- All About House-Senate Trust The New Republic's Jonathan Cohn notes that the plan requires House Democrats to really trust that the Senate will pass the promised amendments. "The key now is giving the House some sort of assurance that the Senate will, in fact, pass the amendments via reconciliation. I continue to think it will involve some sort of letter to the House, signed either by Senate leadership or 51 Democrats."
- What If Plan Falls Apart Mid-Way? Conservative blogger William Jacobson wonders what would happen if the House approved the Senate bill, as planned, but then the Senate failed to secure the agreed-upon amendments. "Obama then has to power to sign the bill as passed by the House and Senate, meaning the Senate bill. Has Obama promised not to do so?" He asks, "Will Obama really pass up the historic opportunity to sign the Senate bill even if reconciliation doesn't work out?"

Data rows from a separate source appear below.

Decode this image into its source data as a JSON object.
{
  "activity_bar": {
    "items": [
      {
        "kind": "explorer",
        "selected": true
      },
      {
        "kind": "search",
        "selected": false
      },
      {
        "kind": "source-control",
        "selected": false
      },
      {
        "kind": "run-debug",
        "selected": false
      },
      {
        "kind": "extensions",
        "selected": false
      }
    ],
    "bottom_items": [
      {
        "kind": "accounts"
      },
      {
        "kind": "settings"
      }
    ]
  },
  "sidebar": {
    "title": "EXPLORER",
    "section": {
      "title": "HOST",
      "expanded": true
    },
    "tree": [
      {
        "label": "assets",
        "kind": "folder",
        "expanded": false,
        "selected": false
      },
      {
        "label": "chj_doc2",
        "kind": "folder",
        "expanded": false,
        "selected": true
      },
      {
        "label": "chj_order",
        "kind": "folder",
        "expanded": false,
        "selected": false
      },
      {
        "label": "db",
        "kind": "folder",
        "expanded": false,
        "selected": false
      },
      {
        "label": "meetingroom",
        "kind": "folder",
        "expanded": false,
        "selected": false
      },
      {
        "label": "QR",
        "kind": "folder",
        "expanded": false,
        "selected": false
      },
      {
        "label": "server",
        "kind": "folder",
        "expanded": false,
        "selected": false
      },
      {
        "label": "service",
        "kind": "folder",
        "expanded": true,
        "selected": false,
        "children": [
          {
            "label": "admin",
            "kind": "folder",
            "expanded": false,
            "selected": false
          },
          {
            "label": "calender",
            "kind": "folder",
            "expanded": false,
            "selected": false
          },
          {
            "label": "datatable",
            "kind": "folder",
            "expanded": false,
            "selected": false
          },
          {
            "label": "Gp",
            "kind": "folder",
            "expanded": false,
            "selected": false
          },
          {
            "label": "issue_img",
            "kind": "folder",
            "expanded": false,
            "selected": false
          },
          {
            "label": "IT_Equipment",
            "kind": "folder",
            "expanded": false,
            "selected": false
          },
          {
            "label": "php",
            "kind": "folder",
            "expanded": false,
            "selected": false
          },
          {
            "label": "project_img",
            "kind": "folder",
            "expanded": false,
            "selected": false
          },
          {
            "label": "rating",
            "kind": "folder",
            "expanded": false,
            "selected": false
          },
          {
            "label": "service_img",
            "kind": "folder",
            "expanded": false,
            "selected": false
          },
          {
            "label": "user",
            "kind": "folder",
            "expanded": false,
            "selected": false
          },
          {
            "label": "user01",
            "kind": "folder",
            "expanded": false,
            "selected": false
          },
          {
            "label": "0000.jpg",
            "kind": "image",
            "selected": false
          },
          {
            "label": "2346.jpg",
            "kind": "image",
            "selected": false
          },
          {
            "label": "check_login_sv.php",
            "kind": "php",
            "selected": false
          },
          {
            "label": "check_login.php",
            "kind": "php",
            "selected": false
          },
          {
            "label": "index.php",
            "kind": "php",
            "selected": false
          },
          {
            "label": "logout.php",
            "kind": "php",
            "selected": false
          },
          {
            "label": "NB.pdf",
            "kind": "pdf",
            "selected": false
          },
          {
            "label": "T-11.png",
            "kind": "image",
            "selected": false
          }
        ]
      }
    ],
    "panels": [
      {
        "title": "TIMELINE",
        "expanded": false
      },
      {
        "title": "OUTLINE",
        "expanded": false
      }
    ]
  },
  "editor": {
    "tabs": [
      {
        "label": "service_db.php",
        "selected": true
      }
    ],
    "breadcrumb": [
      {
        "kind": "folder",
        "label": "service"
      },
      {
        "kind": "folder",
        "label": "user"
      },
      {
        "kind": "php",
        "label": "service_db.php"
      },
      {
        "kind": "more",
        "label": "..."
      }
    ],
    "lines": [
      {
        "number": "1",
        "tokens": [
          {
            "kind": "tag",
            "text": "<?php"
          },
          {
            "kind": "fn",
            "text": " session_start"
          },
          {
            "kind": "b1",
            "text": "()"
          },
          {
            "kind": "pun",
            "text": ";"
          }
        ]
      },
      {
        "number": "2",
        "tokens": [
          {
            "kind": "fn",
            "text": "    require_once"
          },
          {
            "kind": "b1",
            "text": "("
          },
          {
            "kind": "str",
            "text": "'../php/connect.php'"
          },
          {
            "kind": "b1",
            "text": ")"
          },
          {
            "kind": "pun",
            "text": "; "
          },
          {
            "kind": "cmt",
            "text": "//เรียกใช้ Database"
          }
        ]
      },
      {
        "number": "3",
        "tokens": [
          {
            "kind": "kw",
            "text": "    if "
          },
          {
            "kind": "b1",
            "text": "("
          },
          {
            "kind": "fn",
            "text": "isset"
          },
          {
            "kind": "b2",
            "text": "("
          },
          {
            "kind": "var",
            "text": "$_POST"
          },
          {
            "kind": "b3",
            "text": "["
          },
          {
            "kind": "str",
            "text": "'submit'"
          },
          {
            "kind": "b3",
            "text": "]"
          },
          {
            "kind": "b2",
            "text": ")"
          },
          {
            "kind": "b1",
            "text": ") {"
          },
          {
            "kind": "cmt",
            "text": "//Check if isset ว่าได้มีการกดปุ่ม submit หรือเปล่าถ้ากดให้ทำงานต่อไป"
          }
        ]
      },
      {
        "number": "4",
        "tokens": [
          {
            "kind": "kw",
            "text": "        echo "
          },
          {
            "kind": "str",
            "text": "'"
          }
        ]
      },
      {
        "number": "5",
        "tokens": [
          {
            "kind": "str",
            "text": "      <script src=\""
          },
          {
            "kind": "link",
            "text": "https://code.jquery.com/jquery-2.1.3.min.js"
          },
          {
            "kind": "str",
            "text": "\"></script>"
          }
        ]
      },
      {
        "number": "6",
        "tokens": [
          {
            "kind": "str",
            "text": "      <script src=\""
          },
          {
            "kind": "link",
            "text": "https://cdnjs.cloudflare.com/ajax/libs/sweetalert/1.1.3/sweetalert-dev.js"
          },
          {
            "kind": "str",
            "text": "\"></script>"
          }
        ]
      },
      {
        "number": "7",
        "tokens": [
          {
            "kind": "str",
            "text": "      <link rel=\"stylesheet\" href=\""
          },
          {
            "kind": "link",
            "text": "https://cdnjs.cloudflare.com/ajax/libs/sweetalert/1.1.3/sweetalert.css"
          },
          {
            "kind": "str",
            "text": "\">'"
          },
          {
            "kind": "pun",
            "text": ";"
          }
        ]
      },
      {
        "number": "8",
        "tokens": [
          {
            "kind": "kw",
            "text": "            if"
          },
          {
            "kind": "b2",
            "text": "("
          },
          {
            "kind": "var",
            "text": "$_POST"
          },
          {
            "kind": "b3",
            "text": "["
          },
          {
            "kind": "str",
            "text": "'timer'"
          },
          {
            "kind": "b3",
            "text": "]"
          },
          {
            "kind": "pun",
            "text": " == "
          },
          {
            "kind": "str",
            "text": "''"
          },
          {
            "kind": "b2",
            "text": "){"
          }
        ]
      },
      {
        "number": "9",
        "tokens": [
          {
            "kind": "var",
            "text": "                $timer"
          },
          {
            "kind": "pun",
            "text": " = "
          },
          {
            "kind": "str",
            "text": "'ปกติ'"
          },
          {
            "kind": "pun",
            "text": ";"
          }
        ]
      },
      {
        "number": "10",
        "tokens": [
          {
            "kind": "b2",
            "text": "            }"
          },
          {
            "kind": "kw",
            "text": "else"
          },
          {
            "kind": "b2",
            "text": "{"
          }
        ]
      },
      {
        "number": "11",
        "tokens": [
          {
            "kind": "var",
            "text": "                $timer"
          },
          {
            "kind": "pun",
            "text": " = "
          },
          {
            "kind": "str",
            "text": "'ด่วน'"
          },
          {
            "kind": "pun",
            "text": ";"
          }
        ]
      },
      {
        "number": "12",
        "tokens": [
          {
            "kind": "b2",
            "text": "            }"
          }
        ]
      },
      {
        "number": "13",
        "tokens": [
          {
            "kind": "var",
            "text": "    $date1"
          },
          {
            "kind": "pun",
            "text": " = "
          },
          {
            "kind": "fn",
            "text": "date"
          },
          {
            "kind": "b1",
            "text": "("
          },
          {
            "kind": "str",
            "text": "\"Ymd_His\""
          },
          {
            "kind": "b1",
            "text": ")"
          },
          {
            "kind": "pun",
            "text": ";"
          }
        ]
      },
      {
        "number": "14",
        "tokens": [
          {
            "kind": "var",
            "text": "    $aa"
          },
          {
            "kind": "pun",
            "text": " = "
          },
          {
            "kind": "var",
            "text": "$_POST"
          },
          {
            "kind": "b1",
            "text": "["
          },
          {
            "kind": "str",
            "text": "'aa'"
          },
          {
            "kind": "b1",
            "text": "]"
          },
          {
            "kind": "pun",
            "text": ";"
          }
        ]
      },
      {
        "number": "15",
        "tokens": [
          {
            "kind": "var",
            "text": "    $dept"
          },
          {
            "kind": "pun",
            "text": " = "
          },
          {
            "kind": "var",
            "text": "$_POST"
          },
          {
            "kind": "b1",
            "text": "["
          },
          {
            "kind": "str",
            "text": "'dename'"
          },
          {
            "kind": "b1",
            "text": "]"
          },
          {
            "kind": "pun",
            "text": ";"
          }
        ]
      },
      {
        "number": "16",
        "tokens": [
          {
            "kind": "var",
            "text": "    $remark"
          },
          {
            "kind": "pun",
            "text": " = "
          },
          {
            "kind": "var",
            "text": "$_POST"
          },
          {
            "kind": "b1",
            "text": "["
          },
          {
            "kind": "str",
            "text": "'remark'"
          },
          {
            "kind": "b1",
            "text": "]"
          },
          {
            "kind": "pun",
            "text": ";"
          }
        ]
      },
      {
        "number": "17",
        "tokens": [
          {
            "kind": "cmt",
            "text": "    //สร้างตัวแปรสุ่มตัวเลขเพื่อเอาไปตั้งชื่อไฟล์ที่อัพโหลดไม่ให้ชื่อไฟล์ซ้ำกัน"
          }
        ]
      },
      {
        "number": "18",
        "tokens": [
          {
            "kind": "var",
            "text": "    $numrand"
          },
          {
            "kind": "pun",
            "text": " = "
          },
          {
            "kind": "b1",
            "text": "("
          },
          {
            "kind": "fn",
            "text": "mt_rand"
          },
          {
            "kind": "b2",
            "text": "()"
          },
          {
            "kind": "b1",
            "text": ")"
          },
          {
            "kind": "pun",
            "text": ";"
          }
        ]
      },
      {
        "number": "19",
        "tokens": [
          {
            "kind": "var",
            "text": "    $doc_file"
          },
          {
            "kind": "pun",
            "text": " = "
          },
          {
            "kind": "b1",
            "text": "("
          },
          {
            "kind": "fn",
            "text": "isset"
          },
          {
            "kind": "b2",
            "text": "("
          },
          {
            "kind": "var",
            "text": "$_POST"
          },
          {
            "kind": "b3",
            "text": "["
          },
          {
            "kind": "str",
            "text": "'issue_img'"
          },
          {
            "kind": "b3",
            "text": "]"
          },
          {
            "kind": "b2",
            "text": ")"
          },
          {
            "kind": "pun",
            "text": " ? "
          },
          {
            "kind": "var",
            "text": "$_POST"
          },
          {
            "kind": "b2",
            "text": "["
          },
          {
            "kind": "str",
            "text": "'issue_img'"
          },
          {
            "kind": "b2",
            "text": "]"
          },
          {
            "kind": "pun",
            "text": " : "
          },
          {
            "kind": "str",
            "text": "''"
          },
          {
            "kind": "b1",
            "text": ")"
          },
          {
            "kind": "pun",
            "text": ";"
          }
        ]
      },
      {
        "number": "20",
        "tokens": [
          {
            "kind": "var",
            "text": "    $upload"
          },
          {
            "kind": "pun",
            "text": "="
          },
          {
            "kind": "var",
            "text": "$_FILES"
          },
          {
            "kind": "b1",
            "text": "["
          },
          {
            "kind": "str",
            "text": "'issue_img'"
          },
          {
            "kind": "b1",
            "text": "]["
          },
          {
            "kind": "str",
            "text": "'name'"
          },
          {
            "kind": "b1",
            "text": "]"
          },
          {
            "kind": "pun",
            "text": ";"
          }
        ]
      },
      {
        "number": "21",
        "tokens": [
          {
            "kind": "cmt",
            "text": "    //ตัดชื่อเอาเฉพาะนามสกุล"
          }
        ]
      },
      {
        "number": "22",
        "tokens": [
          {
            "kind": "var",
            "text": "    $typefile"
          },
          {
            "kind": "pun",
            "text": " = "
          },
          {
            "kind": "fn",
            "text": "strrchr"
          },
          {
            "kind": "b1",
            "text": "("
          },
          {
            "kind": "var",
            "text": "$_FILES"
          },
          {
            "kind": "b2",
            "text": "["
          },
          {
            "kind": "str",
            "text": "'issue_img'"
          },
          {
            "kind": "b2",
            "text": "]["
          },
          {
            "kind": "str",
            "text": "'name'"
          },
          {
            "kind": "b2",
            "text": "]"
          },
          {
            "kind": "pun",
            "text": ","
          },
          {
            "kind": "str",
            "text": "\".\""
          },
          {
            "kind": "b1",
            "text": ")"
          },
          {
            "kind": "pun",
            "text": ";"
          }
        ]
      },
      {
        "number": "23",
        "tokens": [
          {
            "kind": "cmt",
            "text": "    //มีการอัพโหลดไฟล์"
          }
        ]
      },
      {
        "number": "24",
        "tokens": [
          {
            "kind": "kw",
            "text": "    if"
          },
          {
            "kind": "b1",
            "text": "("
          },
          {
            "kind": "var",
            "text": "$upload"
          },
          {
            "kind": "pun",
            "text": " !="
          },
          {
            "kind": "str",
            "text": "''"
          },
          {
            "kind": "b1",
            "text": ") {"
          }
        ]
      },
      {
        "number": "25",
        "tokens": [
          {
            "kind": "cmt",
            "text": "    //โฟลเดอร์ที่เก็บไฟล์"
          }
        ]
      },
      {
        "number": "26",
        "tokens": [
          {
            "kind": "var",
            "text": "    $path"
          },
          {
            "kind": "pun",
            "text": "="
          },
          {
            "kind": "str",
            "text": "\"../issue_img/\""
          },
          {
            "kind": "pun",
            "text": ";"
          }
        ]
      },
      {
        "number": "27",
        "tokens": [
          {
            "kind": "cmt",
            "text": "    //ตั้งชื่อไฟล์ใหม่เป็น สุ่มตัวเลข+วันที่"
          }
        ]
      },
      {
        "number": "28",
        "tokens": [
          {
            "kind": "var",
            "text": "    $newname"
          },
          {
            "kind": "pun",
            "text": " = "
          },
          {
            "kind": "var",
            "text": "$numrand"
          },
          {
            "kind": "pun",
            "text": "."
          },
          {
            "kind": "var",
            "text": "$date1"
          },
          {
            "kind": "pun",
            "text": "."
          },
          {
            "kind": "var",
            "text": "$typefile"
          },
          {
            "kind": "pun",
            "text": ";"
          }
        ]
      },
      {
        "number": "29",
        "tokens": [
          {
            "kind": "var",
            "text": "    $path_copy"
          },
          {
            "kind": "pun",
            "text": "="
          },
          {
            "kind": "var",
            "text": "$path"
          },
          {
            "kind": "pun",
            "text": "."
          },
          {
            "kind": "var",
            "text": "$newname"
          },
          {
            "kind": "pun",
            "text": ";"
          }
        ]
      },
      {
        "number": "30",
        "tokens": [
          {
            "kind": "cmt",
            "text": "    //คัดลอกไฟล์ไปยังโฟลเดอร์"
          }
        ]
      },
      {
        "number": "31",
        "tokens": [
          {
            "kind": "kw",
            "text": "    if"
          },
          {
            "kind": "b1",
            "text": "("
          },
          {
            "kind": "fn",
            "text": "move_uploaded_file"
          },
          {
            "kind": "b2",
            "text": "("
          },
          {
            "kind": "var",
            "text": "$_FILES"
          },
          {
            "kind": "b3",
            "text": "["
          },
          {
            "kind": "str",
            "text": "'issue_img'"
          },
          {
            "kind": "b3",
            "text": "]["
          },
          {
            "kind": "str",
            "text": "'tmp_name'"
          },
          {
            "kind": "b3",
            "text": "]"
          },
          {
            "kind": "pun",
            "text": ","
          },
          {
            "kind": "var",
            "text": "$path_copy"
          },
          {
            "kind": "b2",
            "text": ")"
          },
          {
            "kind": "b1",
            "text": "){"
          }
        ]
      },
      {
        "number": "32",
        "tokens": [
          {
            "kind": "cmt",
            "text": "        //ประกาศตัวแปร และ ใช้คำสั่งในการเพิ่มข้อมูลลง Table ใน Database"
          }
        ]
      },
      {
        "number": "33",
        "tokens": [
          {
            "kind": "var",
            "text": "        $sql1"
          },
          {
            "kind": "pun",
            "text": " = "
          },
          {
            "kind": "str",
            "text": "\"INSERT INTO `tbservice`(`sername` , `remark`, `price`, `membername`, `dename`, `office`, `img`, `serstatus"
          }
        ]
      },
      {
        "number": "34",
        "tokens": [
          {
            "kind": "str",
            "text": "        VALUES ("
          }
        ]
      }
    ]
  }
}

- This Is How Dems Win The Washington Post's Ezra Klein is optimistic. "Over the past 48 hours or so, you've seen the pieces falling into place on the path forward for health-care reform," he writes. "Democrats are setting up their process, giving speeches and interviews, adding Republican ideas, and setting new deadlines. They're bringing this to a vote. And that means they're confident that they'll win the vote."
- Abortion Could Still Kill It Conservative blogger Ed Morrissey points out that the Senate bill has looser anti-abortion restrictions than the bill approved by the House. If the House is to pass the Senate bill as planned, some key conservative Democrats, who promised to vote against the Senate bill, will have to fall in line. If they do vote for the weaker-on-abortion Senate version, they know they'll be targeted by pro-life groups come reelection time.